**TO DO:** Locate "Give me the" in the data below, then output the line it is on and all following lines through the last, word for word. Skip any pictures.

Items from a data source:
*** Block opens ***

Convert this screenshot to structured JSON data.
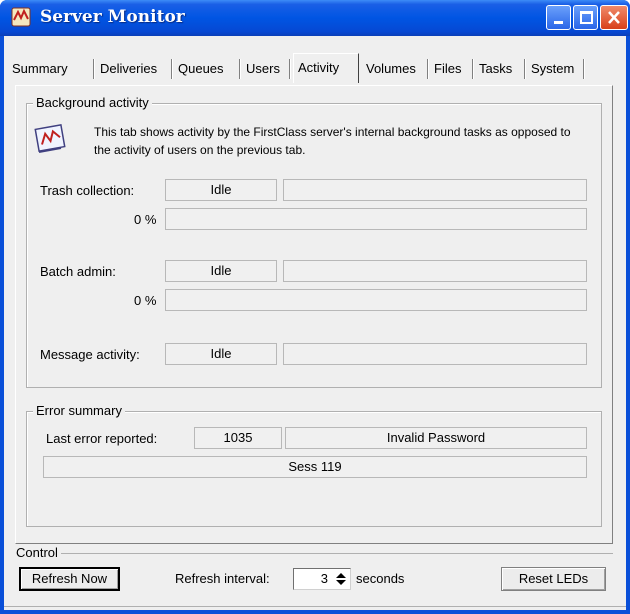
{
  "window": {
    "title": "Server Monitor"
  },
  "tabs": [
    {
      "label": "Summary"
    },
    {
      "label": "Deliveries"
    },
    {
      "label": "Queues"
    },
    {
      "label": "Users"
    },
    {
      "label": "Activity",
      "active": true
    },
    {
      "label": "Volumes"
    },
    {
      "label": "Files"
    },
    {
      "label": "Tasks"
    },
    {
      "label": "System"
    }
  ],
  "background": {
    "group_title": "Background activity",
    "description": "This tab shows activity by the FirstClass server's internal background tasks as opposed to the activity of users on the previous tab.",
    "trash": {
      "label": "Trash collection:",
      "status": "Idle",
      "detail": "",
      "percent": "0 %",
      "progress_fraction": 0
    },
    "batch": {
      "label": "Batch admin:",
      "status": "Idle",
      "detail": "",
      "percent": "0 %",
      "progress_fraction": 0
    },
    "message": {
      "label": "Message activity:",
      "status": "Idle",
      "detail": ""
    }
  },
  "errors": {
    "group_title": "Error summary",
    "last_label": "Last error reported:",
    "code": "1035",
    "message": "Invalid Password",
    "session": "Sess 119"
  },
  "control": {
    "group_title": "Control",
    "refresh_now": "Refresh Now",
    "interval_label": "Refresh interval:",
    "interval_value": "3",
    "interval_unit": "seconds",
    "reset_leds": "Reset LEDs"
  },
  "colors": {
    "titlebar": "#0055e3",
    "face": "#efefef",
    "close": "#d8401a"
  }
}
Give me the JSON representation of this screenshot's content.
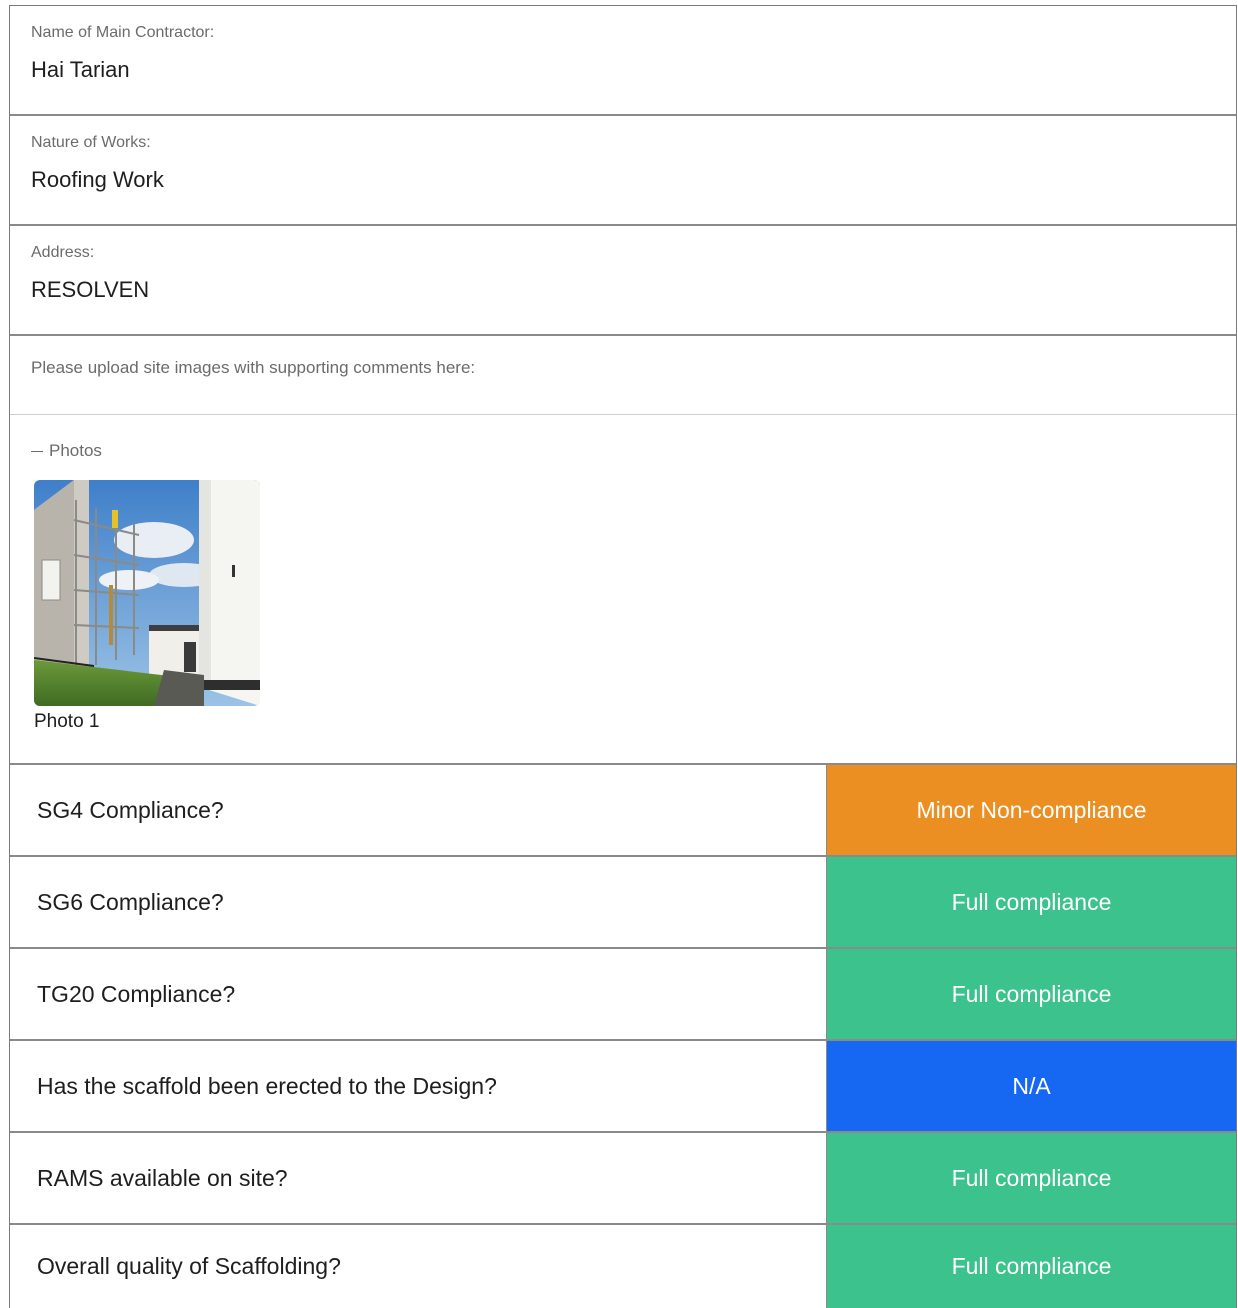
{
  "fields": [
    {
      "label": "Name of Main Contractor:",
      "value": "Hai Tarian"
    },
    {
      "label": "Nature of Works:",
      "value": "Roofing Work"
    },
    {
      "label": "Address:",
      "value": "RESOLVEN"
    }
  ],
  "upload_prompt": "Please upload site images with supporting comments here:",
  "photos": {
    "section_title": "Photos",
    "items": [
      {
        "caption": "Photo 1",
        "icon": "site-photo-scaffold"
      }
    ]
  },
  "compliance": [
    {
      "question": "SG4 Compliance?",
      "answer": "Minor Non-compliance",
      "color": "#ec8f22"
    },
    {
      "question": "SG6 Compliance?",
      "answer": "Full compliance",
      "color": "#3cc28c"
    },
    {
      "question": "TG20 Compliance?",
      "answer": "Full compliance",
      "color": "#3cc28c"
    },
    {
      "question": "Has the scaffold been erected to the Design?",
      "answer": "N/A",
      "color": "#1667f2"
    },
    {
      "question": "RAMS available on site?",
      "answer": "Full compliance",
      "color": "#3cc28c"
    },
    {
      "question": "Overall quality of Scaffolding?",
      "answer": "Full compliance",
      "color": "#3cc28c"
    }
  ]
}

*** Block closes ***

**YOUR SOLUTION:**
Give me the JSON representation of this screenshot's content.
{
  "fields": [
    {
      "label": "Name of Main Contractor:",
      "value": "Hai Tarian"
    },
    {
      "label": "Nature of Works:",
      "value": "Roofing Work"
    },
    {
      "label": "Address:",
      "value": "RESOLVEN"
    }
  ],
  "upload_prompt": "Please upload site images with supporting comments here:",
  "photos": {
    "section_title": "Photos",
    "items": [
      {
        "caption": "Photo 1",
        "icon": "site-photo-scaffold"
      }
    ]
  },
  "compliance": [
    {
      "question": "SG4 Compliance?",
      "answer": "Minor Non-compliance",
      "color": "#ec8f22"
    },
    {
      "question": "SG6 Compliance?",
      "answer": "Full compliance",
      "color": "#3cc28c"
    },
    {
      "question": "TG20 Compliance?",
      "answer": "Full compliance",
      "color": "#3cc28c"
    },
    {
      "question": "Has the scaffold been erected to the Design?",
      "answer": "N/A",
      "color": "#1667f2"
    },
    {
      "question": "RAMS available on site?",
      "answer": "Full compliance",
      "color": "#3cc28c"
    },
    {
      "question": "Overall quality of Scaffolding?",
      "answer": "Full compliance",
      "color": "#3cc28c"
    }
  ]
}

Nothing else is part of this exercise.